Below are some records; work out how many of their lines contain "this" and give the number only.

[Website and app data records]
---------------

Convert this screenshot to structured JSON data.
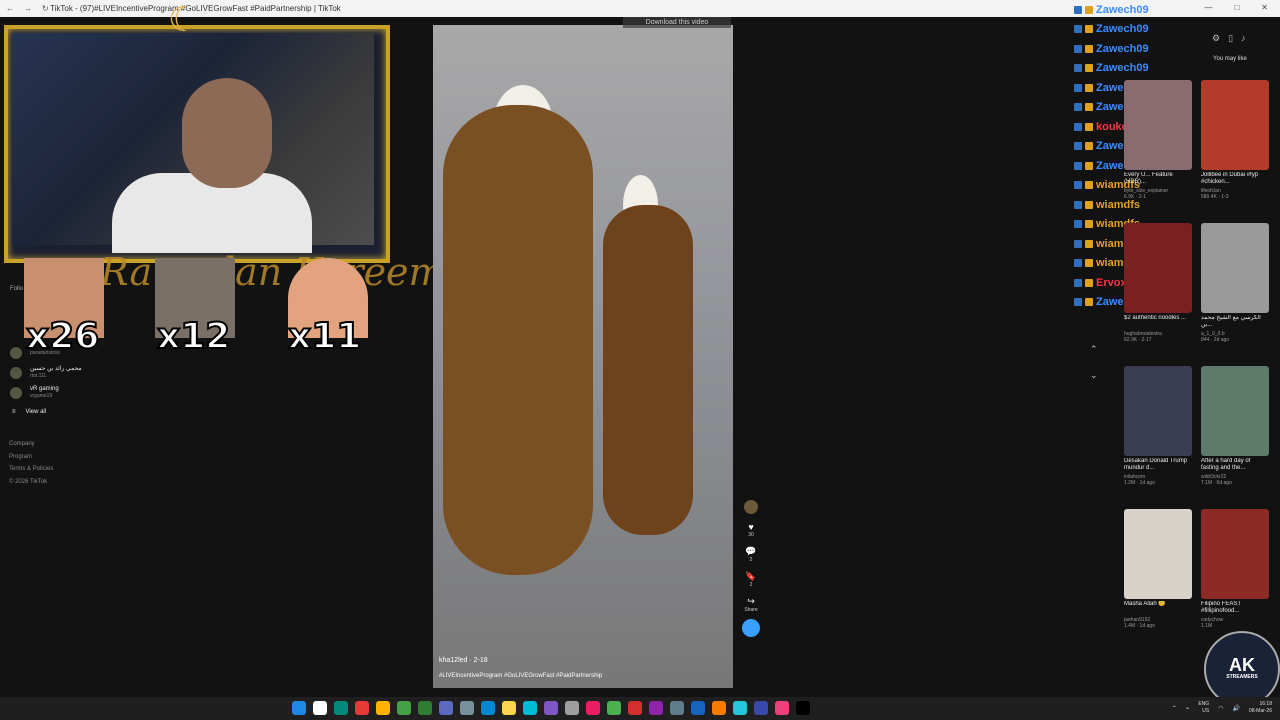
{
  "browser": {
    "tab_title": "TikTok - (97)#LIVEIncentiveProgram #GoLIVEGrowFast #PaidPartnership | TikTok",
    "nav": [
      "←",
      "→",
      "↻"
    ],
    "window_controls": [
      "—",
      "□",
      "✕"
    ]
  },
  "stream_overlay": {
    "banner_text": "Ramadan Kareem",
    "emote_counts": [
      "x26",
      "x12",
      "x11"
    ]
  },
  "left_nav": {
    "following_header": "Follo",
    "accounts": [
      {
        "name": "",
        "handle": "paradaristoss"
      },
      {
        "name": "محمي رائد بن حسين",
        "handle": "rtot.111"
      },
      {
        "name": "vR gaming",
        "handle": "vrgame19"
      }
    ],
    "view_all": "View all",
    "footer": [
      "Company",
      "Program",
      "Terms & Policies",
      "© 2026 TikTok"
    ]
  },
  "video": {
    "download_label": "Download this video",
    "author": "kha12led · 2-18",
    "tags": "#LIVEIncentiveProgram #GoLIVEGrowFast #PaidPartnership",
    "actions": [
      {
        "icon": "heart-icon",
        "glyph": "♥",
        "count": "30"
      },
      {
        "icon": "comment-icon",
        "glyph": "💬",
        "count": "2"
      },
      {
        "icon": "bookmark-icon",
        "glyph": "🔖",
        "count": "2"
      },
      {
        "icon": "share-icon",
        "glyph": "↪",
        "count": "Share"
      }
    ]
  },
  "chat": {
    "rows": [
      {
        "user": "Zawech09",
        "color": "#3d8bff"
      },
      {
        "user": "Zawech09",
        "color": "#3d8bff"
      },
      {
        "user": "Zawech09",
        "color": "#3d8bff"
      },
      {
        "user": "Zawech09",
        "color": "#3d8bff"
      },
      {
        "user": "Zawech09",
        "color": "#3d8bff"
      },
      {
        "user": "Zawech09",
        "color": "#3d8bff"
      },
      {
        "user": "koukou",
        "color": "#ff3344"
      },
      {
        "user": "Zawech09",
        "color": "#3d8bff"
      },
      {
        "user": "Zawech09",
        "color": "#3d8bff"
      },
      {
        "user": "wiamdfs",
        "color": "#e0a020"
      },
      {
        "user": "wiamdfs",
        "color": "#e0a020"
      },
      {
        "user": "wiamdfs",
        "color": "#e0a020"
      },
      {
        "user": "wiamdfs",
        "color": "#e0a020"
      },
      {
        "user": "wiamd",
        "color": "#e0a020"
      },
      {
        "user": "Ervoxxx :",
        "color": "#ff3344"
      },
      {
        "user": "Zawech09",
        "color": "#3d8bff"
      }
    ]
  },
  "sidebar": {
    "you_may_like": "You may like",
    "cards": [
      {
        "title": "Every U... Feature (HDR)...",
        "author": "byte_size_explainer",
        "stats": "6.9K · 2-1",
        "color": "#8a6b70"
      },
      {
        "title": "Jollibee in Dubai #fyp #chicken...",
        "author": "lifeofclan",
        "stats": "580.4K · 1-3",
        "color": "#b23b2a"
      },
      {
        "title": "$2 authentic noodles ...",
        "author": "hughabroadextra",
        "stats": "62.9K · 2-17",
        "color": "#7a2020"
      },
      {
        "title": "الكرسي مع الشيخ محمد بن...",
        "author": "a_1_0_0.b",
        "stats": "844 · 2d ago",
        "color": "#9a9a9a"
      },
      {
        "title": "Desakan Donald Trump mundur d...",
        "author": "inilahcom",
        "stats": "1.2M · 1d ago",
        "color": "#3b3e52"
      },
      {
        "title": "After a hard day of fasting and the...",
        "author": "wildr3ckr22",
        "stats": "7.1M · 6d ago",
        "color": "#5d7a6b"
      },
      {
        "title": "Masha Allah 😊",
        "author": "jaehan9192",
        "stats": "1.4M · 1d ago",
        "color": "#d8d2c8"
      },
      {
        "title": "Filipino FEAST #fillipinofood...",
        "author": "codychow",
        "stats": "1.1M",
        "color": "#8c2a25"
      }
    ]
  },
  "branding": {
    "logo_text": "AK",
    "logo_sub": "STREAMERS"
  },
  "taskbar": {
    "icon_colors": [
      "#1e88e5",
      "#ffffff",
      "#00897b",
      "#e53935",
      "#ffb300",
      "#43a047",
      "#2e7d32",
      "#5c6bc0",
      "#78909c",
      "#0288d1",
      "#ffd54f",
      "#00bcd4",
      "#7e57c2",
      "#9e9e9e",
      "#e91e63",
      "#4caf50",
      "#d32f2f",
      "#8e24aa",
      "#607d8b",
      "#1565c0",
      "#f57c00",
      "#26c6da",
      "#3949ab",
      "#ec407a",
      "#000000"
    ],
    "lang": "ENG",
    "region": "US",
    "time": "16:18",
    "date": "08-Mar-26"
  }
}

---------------

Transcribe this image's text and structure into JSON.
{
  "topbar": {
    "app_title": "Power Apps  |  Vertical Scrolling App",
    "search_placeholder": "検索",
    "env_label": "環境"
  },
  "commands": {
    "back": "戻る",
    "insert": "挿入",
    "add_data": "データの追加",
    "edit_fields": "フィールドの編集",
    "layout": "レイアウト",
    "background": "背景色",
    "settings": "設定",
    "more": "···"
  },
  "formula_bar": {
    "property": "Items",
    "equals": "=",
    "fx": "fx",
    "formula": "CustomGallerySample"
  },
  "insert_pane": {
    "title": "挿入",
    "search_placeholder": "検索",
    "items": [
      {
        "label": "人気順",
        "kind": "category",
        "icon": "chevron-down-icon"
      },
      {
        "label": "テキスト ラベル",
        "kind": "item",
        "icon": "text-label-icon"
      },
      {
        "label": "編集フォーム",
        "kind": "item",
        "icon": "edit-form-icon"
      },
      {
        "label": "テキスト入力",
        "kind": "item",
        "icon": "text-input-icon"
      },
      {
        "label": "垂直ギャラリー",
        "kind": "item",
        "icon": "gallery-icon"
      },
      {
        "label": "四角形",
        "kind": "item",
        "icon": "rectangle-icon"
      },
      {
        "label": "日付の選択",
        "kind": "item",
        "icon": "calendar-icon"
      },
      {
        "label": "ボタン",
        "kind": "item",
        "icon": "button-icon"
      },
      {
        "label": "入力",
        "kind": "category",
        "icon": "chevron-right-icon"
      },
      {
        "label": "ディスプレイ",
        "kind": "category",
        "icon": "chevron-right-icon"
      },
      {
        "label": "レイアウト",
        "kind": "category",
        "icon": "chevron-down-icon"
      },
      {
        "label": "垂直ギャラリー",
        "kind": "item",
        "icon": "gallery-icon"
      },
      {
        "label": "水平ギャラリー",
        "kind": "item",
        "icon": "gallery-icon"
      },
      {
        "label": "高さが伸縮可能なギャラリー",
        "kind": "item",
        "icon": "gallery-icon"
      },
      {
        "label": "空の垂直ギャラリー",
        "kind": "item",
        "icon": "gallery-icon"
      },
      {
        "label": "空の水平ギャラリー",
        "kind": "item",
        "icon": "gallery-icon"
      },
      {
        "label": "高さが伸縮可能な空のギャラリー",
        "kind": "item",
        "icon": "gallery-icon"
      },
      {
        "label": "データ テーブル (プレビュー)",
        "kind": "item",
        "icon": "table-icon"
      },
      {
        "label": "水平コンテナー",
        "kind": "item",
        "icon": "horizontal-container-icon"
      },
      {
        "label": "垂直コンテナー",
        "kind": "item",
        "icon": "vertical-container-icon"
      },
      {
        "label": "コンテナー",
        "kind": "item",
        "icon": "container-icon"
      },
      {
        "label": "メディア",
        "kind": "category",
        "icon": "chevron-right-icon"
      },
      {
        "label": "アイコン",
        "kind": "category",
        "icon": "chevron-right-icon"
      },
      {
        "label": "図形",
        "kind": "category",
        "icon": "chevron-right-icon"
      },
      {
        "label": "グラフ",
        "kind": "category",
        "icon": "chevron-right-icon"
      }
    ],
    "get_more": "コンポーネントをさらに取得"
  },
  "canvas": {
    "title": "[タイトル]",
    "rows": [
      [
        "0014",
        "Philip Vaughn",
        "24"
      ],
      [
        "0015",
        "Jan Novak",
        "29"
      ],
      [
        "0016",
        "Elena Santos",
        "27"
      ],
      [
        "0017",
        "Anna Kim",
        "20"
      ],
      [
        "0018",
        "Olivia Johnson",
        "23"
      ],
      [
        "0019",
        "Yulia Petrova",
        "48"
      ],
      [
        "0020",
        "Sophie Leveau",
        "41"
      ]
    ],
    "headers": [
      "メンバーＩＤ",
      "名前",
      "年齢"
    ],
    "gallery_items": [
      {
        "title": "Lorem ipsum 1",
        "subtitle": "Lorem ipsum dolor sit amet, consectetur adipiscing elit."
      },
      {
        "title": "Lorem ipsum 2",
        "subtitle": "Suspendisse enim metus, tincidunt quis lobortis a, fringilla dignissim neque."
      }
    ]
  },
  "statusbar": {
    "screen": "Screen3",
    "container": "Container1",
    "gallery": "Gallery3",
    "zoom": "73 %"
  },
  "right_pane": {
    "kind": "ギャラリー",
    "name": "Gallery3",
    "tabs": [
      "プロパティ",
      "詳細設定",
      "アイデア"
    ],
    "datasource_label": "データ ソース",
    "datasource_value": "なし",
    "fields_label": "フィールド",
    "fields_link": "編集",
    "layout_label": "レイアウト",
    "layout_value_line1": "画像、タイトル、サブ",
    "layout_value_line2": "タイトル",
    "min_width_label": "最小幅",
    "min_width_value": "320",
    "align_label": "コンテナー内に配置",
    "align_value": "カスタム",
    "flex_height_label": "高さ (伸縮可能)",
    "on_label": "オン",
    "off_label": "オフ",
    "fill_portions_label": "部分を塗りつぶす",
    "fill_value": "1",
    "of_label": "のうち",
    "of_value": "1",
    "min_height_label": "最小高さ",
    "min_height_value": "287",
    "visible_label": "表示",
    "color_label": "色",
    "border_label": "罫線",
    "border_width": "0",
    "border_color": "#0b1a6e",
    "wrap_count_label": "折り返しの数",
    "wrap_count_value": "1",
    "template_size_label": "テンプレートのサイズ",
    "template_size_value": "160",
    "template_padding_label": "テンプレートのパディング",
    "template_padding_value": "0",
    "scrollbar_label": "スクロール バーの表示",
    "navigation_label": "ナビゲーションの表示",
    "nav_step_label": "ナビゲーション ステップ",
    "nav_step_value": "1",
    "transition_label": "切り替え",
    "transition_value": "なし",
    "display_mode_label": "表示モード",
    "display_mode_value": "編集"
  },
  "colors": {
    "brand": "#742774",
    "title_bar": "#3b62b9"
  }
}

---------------

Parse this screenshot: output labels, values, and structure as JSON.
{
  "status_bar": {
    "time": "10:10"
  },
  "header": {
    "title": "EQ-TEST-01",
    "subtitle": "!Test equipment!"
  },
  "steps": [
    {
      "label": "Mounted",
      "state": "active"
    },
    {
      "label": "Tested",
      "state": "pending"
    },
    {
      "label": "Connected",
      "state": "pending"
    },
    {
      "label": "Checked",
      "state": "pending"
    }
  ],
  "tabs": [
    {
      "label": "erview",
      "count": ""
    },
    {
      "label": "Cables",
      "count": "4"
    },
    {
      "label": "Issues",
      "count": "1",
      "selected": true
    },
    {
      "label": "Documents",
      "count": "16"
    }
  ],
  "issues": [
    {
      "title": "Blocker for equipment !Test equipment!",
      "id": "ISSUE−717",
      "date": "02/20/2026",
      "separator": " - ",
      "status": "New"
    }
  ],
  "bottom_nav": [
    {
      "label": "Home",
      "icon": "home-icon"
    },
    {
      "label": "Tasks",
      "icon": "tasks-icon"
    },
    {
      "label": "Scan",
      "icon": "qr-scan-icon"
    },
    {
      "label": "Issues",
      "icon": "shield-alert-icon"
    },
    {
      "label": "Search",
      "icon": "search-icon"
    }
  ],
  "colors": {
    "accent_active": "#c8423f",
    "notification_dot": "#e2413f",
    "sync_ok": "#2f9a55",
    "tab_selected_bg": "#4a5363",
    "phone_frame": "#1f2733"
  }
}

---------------

[REPLY TO THE TASK]:
4